There are too many ways to pick on the White Stripes so I will just stop here. Ok ok...maybe one last thing: I think all of the press photos used by different news groups from around the world might make him look more insane than Michael Jackson.

Ok....just one more...please?

I wonder how many weeks it will be before a porno takes on the White Stripes title "Get Behind Me Satan" ? What do I know, maybe there is one out there already.

All kidding aside it breaks my heart that this where the band which brought us two brilliant records like their debut self titled and De Stijil have landed. They are one step closer to being Edward Scissorhands in a circus sideshow then the odd but well dressed super musical duo from Detroit. Ahh, the old days. I miss em'.

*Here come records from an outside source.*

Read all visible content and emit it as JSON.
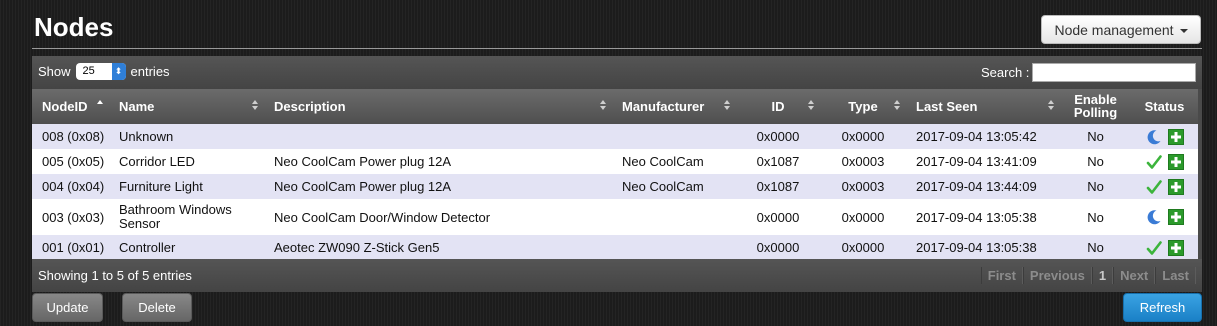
{
  "page": {
    "title": "Nodes"
  },
  "header": {
    "menu_button": "Node management"
  },
  "table_controls": {
    "show_label": "Show",
    "page_size": "25",
    "entries_label": "entries",
    "search_label": "Search :",
    "search_value": ""
  },
  "columns": [
    "NodeID",
    "Name",
    "Description",
    "Manufacturer",
    "ID",
    "Type",
    "Last Seen",
    "Enable Polling",
    "Status"
  ],
  "rows": [
    {
      "nodeid": "008 (0x08)",
      "name": "Unknown",
      "description": "",
      "manufacturer": "",
      "id": "0x0000",
      "type": "0x0000",
      "last_seen": "2017-09-04 13:05:42",
      "polling": "No",
      "status": "sleeping",
      "status_icon": "moon-icon"
    },
    {
      "nodeid": "005 (0x05)",
      "name": "Corridor LED",
      "description": "Neo CoolCam Power plug 12A",
      "manufacturer": "Neo CoolCam",
      "id": "0x1087",
      "type": "0x0003",
      "last_seen": "2017-09-04 13:41:09",
      "polling": "No",
      "status": "ok",
      "status_icon": "check-icon"
    },
    {
      "nodeid": "004 (0x04)",
      "name": "Furniture Light",
      "description": "Neo CoolCam Power plug 12A",
      "manufacturer": "Neo CoolCam",
      "id": "0x1087",
      "type": "0x0003",
      "last_seen": "2017-09-04 13:44:09",
      "polling": "No",
      "status": "ok",
      "status_icon": "check-icon"
    },
    {
      "nodeid": "003 (0x03)",
      "name": "Bathroom Windows Sensor",
      "description": "Neo CoolCam Door/Window Detector",
      "manufacturer": "",
      "id": "0x0000",
      "type": "0x0000",
      "last_seen": "2017-09-04 13:05:38",
      "polling": "No",
      "status": "sleeping",
      "status_icon": "moon-icon"
    },
    {
      "nodeid": "001 (0x01)",
      "name": "Controller",
      "description": "Aeotec ZW090 Z-Stick Gen5",
      "manufacturer": "",
      "id": "0x0000",
      "type": "0x0000",
      "last_seen": "2017-09-04 13:05:38",
      "polling": "No",
      "status": "ok",
      "status_icon": "check-icon"
    }
  ],
  "footer": {
    "info": "Showing 1 to 5 of 5 entries",
    "pagination": [
      "First",
      "Previous",
      "1",
      "Next",
      "Last"
    ]
  },
  "buttons": {
    "update": "Update",
    "delete": "Delete",
    "refresh": "Refresh"
  },
  "colors": {
    "row_odd": "#e3e3f4",
    "row_even": "#ffffff",
    "refresh": "#1a80c6",
    "check": "#3cb43c",
    "add": "#2b9a2b",
    "moon": "#3a7bd5"
  }
}
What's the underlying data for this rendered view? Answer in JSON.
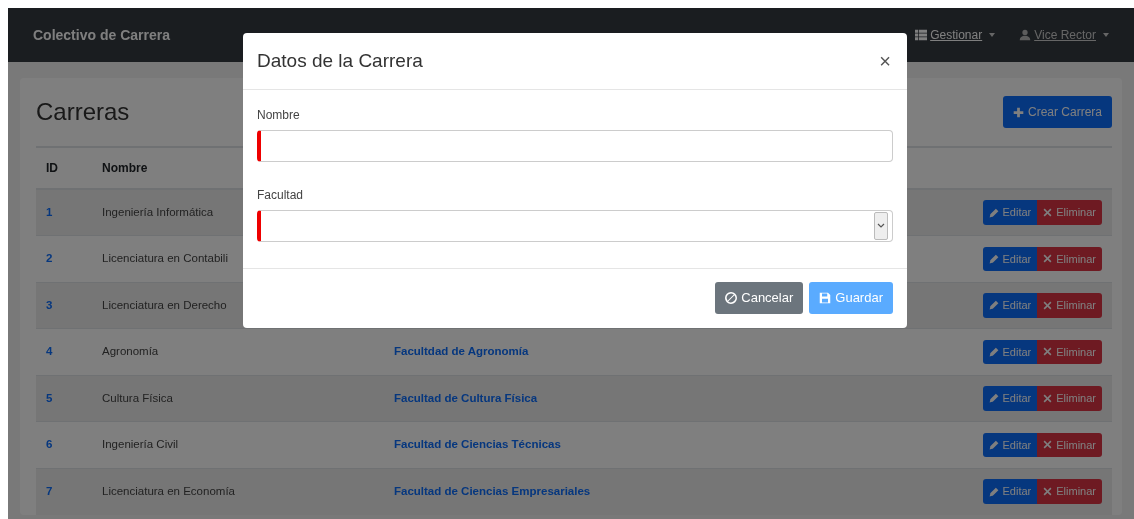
{
  "navbar": {
    "brand": "Colectivo de Carrera",
    "items": [
      {
        "label": "Gestionar",
        "kind": "grid"
      },
      {
        "label": "Vice Rector",
        "kind": "user"
      }
    ]
  },
  "page": {
    "title": "Carreras",
    "create_button": "Crear Carrera",
    "table": {
      "columns": [
        "ID",
        "Nombre"
      ],
      "rows": [
        {
          "id": "1",
          "nombre": "Ingeniería Informática",
          "edit": "Editar",
          "delete": "Eliminar"
        },
        {
          "id": "2",
          "nombre": "Licenciatura en Contabili",
          "edit": "Editar",
          "delete": "Eliminar"
        },
        {
          "id": "3",
          "nombre": "Licenciatura en Derecho",
          "edit": "Editar",
          "delete": "Eliminar"
        },
        {
          "id": "4",
          "nombre": "Agronomía",
          "facultad": "Facultdad de Agronomía",
          "edit": "Editar",
          "delete": "Eliminar"
        },
        {
          "id": "5",
          "nombre": "Cultura Física",
          "facultad": "Facultad de Cultura Física",
          "edit": "Editar",
          "delete": "Eliminar"
        },
        {
          "id": "6",
          "nombre": "Ingeniería Civil",
          "facultad": "Facultad de Ciencias Técnicas",
          "edit": "Editar",
          "delete": "Eliminar"
        },
        {
          "id": "7",
          "nombre": "Licenciatura en Economía",
          "facultad": "Facultad de Ciencias Empresariales",
          "edit": "Editar",
          "delete": "Eliminar"
        }
      ]
    }
  },
  "modal": {
    "title": "Datos de la Carrera",
    "close": "×",
    "fields": [
      {
        "label": "Nombre",
        "kind": "text",
        "invalid": true
      },
      {
        "label": "Facultad",
        "kind": "select",
        "invalid": true
      }
    ],
    "buttons": [
      {
        "label": "Cancelar",
        "kind": "cancel",
        "disabled": false
      },
      {
        "label": "Guardar",
        "kind": "save",
        "disabled": true
      }
    ]
  }
}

ps: Its nice to see Meg lose the pigtails and move towards looking more like a Loretta Lynn hair model. The bigger the hair, the closer to god.

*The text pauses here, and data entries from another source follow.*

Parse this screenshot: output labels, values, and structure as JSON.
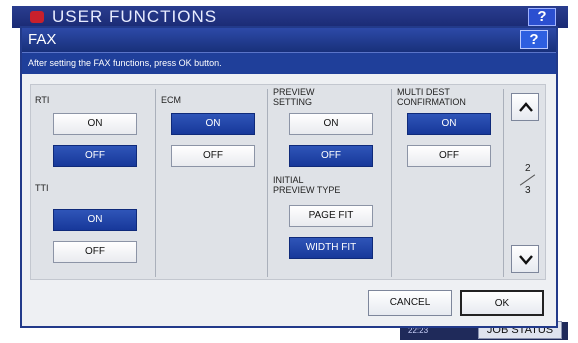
{
  "background_app": {
    "title": "USER FUNCTIONS",
    "help_label": "?",
    "time": "22:23",
    "job_status_label": "JOB STATUS"
  },
  "dialog": {
    "title": "FAX",
    "help_label": "?",
    "message": "After setting the FAX functions, press OK button."
  },
  "settings": {
    "rti": {
      "label": "RTI",
      "on": "ON",
      "off": "OFF",
      "selected": "OFF"
    },
    "tti": {
      "label": "TTI",
      "on": "ON",
      "off": "OFF",
      "selected": "ON"
    },
    "ecm": {
      "label": "ECM",
      "on": "ON",
      "off": "OFF",
      "selected": "ON"
    },
    "preview_setting": {
      "label_line1": "PREVIEW",
      "label_line2": "SETTING",
      "on": "ON",
      "off": "OFF",
      "selected": "OFF"
    },
    "initial_preview_type": {
      "label_line1": "INITIAL",
      "label_line2": "PREVIEW TYPE",
      "page_fit": "PAGE FIT",
      "width_fit": "WIDTH FIT",
      "selected": "WIDTH FIT"
    },
    "multi_dest_confirmation": {
      "label_line1": "MULTI DEST",
      "label_line2": "CONFIRMATION",
      "on": "ON",
      "off": "OFF",
      "selected": "ON"
    }
  },
  "pager": {
    "current": "2",
    "total": "3"
  },
  "footer": {
    "cancel_label": "CANCEL",
    "ok_label": "OK"
  },
  "colors": {
    "selected": "#1f3f9a",
    "titlebar": "#2d4aa8"
  }
}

Saturday, June 04, 2005

Four Tet / Everything Ecstatic/ Rating 7.4

I spend a lot of time in my car and I suppose for many people this is were we actually have the chance to be alone with a record and really listen to it. My guess is we all have certain kinds of music we like to drive to and I have discovered that many an incredible cd at home does not agree with the me behind a steering wheel. My initial listen to “Everything Ecstatic” was in my car and after one listen it was shoved in my glove box and forgotten about. It wasn’t that I hated it; it was too dense and complicated for my ears to enjoy as 4 lanes of I95 whittled down to 1 and paving trucks hammered and screeched past my practically parked Honda.

Almost every review (not just pitchfork) you will read of this record will talk about its connection to free jazz with all its skronky unpredictability and lack of structure. This is all very accurate and the not huge jazz fan in me wondered if I would really listen to this newest Four Tet again.( in the car or at home) Much to my surprise I find myself returning to it because my ears feel like I am still missing something. Not in a I don’t get what the hell this record is about way but in fact that there are a thousand sounds happening in every song and there is no way anyone could digest it all after just a few spins.

The name dropping of who Keiran Hebden has remixed for and who he is presently working with didn’t prepare me for what this record really sounds like and while most of Ryan Dombal’s review is decent I can’t say I really agree with calling this a step backward as a solo artist. Every second of “Everything Ecstatic” sounds like it is exactly as Keiran wanted it. For any artist I would call that a step forward or at worst, sideways. There are no sell out commercial radio friendly moments and if anything the playful chaos of it all makes for a curiously charming challenging but in a good way release.

Who can build a track out of something that sounds like you just won 1,000 bucks from a slot machine and sandwich it between beats the Beastie Boys would kill for? Four Tet can, that’s who. Finally there is an artist who uses his computer like an actual musical instrument and a soulful extension of himself. Beat geeks, avante jazzies and IDM fans unite!

Do you rate a cd according to how commercial its success will be or on its creative merit? On a scale of 1 to 10 this by merit deserves a 9 but truthfully its accessibility is more like a 4.

Thursday, June 02, 2005

TTC / Batards Sensibles / Rating 8.0

This might be one of the funniest reviews I have ever read on Pitchfork and Peter is pretty much dead on in his description of why this record is so wrong yet so right. My only question is why are they reviewing a cd that came out back in February or something ?

What exactly happened to the reviewer during the past 3 months as TTC's dirty lyrics were getting translated by the French girl next door ?

On a sidenote Pitchfork reviewed the Deerhoof cd a week or more ago and that doesn't come out for at least two or three weeks.

I'm confused by their reviewing timeline...or if they even have one.